As an African American, attending the University of Michigan and running track there was an achievement enough of its own. In Hubbard’s senior class, only eight out of the 1,456 graduating students were African American. He excelled in academics, graduating with honors in 1927, and on the track, setting records and winning numerous championships for the Wolverines. As a freshman, Hubbard was not allowed to run Varsity track. His sophomore year was mediocre but he began to break records in his junior year. He helped win Big Ten championships in the 100-meter dash, running a time of 9.8 seconds, and the long jump, jumping 24 feet 10 and ¾ inches. With performances like that, DeHart won a spot on the 1924 Olympic team, beating Edward Gourdin (then the world record holder) at trials at Harvard University to seal his spot to represent the United States at the Olympics in Paris, France.
Hubbard struggled initially at the Olympics. On his sixth and final jump match, he bruised his heel and committed a foul for stepping too far over the line. However, coming into his last jump at full speed, he leaped 24 feet 5 and ½ inches and became the first African American to win a gold medal as an individual in the Olympics.
Going into his senior year at Michigan Hubbard competed in sprints, hurdles, and the long jump, helping the Wolverines win Big Ten titles in indoor and outdoor meets. He also tied the world record in the 100-meter dash at 9.6 seconds, and beat the world record in the long jump, jumping 25 feet, 10 and 3/8 inches.

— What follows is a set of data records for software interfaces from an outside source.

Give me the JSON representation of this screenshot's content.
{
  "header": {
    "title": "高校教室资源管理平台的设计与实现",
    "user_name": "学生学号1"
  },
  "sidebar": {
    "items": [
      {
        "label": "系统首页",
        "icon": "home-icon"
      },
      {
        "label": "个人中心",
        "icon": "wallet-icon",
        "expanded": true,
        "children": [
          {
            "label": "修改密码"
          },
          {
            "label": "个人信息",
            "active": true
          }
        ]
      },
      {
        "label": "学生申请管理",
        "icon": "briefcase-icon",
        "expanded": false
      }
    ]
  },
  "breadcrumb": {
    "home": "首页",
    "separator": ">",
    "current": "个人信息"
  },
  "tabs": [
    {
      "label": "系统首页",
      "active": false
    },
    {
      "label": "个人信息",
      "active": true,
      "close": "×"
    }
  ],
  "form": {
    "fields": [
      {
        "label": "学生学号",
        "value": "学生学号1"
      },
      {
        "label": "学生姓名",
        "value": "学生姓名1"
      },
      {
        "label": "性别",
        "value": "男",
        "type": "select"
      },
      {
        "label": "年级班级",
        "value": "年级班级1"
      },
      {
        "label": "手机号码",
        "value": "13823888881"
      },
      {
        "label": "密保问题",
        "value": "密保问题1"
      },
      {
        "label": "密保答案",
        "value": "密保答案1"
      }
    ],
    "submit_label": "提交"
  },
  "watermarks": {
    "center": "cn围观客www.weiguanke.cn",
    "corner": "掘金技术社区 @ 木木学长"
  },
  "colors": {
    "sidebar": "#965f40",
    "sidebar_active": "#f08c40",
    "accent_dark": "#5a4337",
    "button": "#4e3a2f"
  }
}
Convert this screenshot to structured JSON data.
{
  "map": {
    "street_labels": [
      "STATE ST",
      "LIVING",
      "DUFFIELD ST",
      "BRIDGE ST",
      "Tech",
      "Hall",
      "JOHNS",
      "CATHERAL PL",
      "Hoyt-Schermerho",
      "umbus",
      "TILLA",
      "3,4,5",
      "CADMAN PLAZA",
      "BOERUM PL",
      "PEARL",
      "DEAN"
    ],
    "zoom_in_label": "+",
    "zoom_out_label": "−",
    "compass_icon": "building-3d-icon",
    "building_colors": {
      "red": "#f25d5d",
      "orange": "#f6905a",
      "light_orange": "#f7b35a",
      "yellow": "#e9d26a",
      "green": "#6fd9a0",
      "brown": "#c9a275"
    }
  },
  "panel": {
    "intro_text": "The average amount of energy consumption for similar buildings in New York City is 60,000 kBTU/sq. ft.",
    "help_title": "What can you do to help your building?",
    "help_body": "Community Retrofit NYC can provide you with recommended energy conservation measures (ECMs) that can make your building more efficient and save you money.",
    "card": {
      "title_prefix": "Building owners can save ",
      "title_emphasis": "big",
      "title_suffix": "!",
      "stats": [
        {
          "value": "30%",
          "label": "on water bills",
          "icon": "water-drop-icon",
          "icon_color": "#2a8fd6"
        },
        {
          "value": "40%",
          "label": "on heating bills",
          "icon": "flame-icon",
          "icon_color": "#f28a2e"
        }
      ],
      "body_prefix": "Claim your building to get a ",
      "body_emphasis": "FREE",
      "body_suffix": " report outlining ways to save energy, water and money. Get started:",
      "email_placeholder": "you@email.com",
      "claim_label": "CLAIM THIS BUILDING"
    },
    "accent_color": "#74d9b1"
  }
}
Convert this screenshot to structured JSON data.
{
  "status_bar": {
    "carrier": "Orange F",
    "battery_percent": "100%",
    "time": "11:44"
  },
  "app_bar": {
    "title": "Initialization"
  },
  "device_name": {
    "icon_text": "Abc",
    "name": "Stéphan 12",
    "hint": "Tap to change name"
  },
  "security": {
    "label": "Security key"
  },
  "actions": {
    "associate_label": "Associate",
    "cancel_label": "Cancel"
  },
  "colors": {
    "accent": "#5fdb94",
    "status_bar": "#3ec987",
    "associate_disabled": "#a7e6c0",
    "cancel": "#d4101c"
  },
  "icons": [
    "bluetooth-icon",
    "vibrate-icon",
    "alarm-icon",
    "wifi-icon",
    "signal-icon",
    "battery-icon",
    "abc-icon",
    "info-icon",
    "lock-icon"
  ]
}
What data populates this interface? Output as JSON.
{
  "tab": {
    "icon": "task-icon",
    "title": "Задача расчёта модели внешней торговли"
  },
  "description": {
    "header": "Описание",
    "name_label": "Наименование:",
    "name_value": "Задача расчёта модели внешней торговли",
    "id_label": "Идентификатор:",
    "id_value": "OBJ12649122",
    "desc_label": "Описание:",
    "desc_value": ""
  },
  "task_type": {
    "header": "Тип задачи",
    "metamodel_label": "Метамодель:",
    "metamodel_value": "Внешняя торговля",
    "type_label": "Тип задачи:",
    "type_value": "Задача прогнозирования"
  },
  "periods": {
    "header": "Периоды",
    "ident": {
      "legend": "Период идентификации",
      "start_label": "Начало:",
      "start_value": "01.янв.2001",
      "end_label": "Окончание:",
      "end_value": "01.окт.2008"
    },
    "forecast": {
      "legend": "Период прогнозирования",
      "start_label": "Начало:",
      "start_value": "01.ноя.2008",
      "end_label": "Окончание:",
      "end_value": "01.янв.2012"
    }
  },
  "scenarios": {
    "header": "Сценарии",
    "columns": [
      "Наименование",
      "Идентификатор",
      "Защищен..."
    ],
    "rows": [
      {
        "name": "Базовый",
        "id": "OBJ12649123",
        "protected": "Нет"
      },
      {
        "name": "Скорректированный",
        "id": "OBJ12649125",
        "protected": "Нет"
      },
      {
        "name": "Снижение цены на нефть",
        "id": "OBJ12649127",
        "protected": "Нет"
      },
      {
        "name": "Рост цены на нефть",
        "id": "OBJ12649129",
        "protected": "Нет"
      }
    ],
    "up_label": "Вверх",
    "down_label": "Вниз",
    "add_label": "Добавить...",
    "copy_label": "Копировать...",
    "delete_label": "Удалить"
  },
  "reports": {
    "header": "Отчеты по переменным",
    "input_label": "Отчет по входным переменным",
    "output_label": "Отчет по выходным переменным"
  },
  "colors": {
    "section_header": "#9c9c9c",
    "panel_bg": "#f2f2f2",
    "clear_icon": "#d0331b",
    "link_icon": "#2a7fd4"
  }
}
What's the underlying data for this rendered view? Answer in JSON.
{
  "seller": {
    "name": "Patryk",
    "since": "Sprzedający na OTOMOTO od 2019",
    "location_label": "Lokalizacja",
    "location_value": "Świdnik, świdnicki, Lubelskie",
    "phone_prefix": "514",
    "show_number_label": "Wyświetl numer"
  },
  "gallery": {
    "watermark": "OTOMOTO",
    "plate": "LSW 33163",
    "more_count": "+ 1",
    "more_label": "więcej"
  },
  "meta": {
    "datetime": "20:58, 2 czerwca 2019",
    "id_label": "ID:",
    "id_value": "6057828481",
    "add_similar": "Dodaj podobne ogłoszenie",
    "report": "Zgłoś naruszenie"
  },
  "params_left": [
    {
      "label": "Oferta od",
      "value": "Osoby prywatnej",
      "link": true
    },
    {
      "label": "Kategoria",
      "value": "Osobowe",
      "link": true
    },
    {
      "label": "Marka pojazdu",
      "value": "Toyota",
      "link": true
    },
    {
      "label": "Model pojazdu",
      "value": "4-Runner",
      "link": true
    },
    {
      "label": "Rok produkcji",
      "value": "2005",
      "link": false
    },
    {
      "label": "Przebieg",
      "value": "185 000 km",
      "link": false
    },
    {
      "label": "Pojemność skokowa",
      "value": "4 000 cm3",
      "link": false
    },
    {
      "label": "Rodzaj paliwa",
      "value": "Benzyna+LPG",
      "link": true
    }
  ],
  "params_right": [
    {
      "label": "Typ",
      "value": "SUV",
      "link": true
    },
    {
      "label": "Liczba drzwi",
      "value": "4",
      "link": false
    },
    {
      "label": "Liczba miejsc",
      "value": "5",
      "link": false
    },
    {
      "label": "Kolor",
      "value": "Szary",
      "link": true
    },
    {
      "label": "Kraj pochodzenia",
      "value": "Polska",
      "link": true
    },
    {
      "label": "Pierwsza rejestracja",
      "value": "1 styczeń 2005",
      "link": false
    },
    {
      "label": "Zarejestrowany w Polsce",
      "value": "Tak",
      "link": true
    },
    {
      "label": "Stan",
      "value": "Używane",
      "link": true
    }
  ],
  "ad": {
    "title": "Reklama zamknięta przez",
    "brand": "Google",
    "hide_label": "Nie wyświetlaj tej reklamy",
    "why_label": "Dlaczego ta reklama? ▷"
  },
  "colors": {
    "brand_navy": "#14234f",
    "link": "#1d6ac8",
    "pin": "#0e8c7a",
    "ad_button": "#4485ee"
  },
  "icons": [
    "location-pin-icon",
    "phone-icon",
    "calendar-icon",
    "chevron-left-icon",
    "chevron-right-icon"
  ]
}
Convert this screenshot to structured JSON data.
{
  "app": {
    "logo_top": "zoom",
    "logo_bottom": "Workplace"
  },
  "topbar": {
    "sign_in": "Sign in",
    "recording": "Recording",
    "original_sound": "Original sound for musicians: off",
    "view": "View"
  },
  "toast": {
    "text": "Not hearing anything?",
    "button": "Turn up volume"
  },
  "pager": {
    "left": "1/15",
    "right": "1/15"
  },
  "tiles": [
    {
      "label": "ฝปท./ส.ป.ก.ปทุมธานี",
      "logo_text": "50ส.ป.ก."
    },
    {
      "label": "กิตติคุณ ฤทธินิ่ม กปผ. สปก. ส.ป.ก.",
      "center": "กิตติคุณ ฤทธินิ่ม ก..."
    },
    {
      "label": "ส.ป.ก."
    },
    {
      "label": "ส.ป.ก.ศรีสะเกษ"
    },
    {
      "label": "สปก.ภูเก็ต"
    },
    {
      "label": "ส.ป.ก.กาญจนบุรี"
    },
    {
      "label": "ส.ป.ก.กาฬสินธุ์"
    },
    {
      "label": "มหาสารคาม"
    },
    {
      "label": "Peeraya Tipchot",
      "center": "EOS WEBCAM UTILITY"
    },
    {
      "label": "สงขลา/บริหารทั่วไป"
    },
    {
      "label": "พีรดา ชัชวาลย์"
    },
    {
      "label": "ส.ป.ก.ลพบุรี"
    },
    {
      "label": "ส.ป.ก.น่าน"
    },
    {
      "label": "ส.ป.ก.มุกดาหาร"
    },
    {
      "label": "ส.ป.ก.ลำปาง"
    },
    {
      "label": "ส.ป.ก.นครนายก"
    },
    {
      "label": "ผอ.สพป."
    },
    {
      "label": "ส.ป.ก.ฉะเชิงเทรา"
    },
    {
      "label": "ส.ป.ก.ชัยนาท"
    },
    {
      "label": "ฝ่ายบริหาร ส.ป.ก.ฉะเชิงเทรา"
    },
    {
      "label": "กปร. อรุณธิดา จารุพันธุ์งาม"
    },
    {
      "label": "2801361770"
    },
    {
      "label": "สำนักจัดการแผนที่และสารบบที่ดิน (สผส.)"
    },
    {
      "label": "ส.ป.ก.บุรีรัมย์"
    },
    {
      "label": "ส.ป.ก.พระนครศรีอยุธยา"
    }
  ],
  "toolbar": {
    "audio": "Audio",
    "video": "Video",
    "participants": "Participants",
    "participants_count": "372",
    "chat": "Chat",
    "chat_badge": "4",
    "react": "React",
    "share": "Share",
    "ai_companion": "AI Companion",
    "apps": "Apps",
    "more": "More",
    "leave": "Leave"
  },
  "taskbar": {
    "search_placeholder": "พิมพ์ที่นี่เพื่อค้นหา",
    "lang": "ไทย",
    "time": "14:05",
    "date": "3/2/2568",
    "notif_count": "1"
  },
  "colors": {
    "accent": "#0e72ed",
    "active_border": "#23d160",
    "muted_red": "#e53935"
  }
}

After graduating from the University of Michigan, Hubbard worked at a number of different jobs. He was a supervisor at the Department of Colored Work for the Cincinnati Public Recreation Commission, and was a manager of a housing project in Cincinnati, before moving to Cleveland, Ohio. He retired in Cleveland after working for the Federal Public Housing Authority. William DeHart Hubbard died on June 23, 1976, in Cleveland, Ohio.